According to The Singapore Post, Chinese officials utilised the health app code to prevent depositors who had lost access to their cash from demonstrating against local banks in Henan province. During the early stages of the epidemic, China created a color-coded smartphone app to track people’s movements in an effort to prevent the spread of COVID-19 and execute its zero-COVID policy.
The authorities had employed mobile applications to identify and isolate persons who may have been infected with COVID-19.
According to recent media reports, police in Zhengzhou, Henan province’s capital, employed mandatory codes to limit the mobility of people furious because local banks had frozen their accounts, according to The Singapore Post.
Hundreds of depositors who were unable to withdraw funds recently planned to travel to Zhengzhou to protest against local banks that had blocked their accounts due to internal system upgrades.
Many people discovered that the so-called health codes on their phones had changed from green to red upon arrival. They couldn’t travel because they were red, so the demonstrations died down. The red coding appeared to be solely for depositors. Citizens lost access to public transportation and public venues like as restaurants and shopping malls, as well as the right to travel throughout the nation, if they did not have a green code on their smartphone app.
A red code, which normally indicates illness or close contact, suggested that he or she was a public health danger.
According to the reports, the police detained numerous persons and barred them from moving. Several persons reported being forced to quarantine or being denied access to public transit or buildings.
Local banks including as Kaifeng’s New Oriental Country Bank, ZhechengHuanghuai Community Bank, ShangcaiHuimin County Bank, and YuzhouXin Min Sheng Village Bank have had difficulty providing cash withdrawals.
However, banks blocked deposits on April 18, resulting in heated protests last month, according to The Singapore Post.
Meanwhile, human rights organisations have slammed authorities for utilising their huge COVID monitoring infrastructure to disrupt protests.
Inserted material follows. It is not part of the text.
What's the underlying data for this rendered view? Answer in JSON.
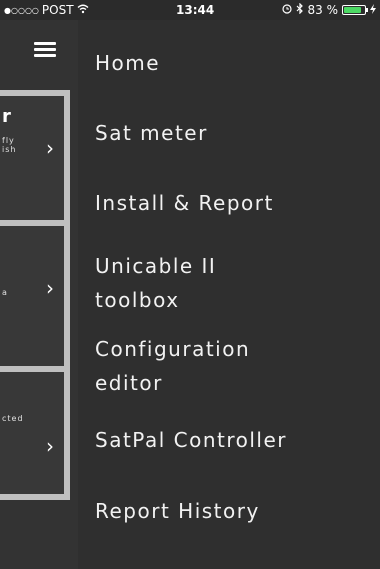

Many people resorted to Chinese social media sites to express their concerns over the action.
Hu Xijin, a popular Chinese commentator and former newspaper editor, said “health codes” should be used solely for the purpose of preventing pandemics.”
“If any area uses health codes to restrict people’s movements for other purposes, this is clearly a breach of pandemic prevention laws… and damages the support of the people for our fight against the virus,” he said.